The main reason my clients use trusts are to allow the beneficiary or beneficiaries to receive the use of the assets, but have someone else make the financial decisions. This may because they are minors or there are other circumstances why the beneficiary should not have access to money. The situation directly relates to how the trust document is written, whether the assets remain in trust forever or if they are given to the beneficiary upon some specific event.
If you have or are considering a trust I would consider the following things to determine when to give the beneficiary control of the assets:
- Why is a trust necessary?
- Is there ever a time or event that would ensure the beneficiary is responsible enough for the assets?

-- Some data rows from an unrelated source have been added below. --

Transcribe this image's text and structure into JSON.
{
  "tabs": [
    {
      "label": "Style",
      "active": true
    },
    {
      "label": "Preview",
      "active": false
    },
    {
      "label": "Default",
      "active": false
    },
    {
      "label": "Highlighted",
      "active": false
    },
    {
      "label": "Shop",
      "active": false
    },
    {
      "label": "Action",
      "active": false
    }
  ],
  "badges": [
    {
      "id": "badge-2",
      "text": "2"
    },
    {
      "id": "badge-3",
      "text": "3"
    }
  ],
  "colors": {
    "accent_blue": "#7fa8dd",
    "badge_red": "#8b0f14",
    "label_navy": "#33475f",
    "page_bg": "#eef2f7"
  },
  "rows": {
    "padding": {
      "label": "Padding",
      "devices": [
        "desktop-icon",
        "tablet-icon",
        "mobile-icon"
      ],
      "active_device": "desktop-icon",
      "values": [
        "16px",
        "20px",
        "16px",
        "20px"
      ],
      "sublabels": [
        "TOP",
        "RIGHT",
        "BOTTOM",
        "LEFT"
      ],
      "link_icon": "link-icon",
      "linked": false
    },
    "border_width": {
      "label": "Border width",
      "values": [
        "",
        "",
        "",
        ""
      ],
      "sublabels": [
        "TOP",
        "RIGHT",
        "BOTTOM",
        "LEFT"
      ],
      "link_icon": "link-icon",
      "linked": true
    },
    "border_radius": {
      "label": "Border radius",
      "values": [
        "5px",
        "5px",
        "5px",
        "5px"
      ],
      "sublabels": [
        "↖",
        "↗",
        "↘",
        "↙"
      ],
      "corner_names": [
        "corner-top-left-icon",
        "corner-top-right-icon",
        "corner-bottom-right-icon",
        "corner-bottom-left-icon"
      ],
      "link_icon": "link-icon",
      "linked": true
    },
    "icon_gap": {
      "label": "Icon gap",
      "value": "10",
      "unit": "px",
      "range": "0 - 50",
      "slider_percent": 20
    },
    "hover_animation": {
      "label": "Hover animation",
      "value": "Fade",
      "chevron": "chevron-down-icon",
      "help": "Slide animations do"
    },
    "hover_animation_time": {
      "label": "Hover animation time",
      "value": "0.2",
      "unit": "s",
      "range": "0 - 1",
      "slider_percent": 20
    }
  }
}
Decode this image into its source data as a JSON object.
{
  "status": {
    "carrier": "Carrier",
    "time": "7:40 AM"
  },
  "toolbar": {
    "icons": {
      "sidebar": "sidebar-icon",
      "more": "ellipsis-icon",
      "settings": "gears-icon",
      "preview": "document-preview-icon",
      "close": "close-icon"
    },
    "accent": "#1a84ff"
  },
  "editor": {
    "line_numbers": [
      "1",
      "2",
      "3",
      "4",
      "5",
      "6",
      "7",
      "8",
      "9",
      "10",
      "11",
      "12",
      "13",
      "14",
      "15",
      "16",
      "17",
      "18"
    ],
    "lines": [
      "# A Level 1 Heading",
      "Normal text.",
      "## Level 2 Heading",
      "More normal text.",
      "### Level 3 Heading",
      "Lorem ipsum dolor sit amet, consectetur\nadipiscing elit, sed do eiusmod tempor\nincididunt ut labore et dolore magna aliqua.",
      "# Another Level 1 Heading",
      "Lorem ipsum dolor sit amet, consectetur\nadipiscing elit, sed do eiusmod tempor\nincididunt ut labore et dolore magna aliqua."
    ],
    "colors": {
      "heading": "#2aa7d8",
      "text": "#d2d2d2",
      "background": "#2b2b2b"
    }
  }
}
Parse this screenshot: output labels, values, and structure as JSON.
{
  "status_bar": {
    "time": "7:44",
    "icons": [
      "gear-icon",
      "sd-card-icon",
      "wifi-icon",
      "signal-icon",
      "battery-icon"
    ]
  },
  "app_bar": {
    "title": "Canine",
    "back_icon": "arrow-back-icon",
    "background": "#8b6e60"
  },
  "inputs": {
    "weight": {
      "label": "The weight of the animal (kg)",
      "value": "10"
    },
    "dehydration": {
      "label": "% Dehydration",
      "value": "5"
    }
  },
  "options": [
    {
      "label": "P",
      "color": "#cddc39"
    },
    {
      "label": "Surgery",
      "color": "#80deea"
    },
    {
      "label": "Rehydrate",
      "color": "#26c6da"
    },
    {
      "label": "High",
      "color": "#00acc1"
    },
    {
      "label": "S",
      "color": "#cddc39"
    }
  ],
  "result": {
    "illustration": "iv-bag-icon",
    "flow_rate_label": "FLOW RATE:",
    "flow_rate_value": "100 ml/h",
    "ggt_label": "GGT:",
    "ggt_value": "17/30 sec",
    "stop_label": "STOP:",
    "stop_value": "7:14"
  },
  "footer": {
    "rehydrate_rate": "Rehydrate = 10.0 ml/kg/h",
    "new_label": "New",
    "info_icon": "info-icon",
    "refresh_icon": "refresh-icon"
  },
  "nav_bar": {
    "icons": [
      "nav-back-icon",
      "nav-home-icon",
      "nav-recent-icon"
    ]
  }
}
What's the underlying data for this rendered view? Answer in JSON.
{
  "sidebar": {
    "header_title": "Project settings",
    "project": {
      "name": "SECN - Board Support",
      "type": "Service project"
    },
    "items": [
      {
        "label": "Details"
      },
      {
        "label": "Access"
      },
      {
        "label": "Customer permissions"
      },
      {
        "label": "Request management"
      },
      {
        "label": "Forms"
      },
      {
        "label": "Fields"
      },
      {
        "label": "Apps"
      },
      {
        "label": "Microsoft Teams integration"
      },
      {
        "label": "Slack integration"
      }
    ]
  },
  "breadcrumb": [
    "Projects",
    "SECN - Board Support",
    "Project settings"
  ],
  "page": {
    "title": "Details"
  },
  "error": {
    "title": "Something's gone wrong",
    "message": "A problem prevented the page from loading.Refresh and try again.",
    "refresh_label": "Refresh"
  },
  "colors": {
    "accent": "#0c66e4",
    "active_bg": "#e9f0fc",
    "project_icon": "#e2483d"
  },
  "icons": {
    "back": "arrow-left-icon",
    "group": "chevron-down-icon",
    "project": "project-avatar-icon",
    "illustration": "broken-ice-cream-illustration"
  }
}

- Do I care if the assets are used in a manner I would not approve?
- Am I concerned about a spouse or future spouse potentially being involved with the assets?
- Are there events in the beneficiary’s life that should be encouraged through a gift?
- Are there events in the beneficiary’s life that I want to celebrate with a gift?
As I’ve been drafting trusts I’ve come across many different times when a client wants to give the beneficiary control of the assets. These are a few of my favorites and the most common:
- Graduation from school
- Marriage or Holy Orders
- Specific ages (25, 30, etc.)
- No drug use for 5 years
- No felonies
These are just a few of the clauses I’ve drafted and come across, but the list really is unlimited. What controls would you put in a trust for your beneficiaries? Share at www.facebook.com/burkhardtlaw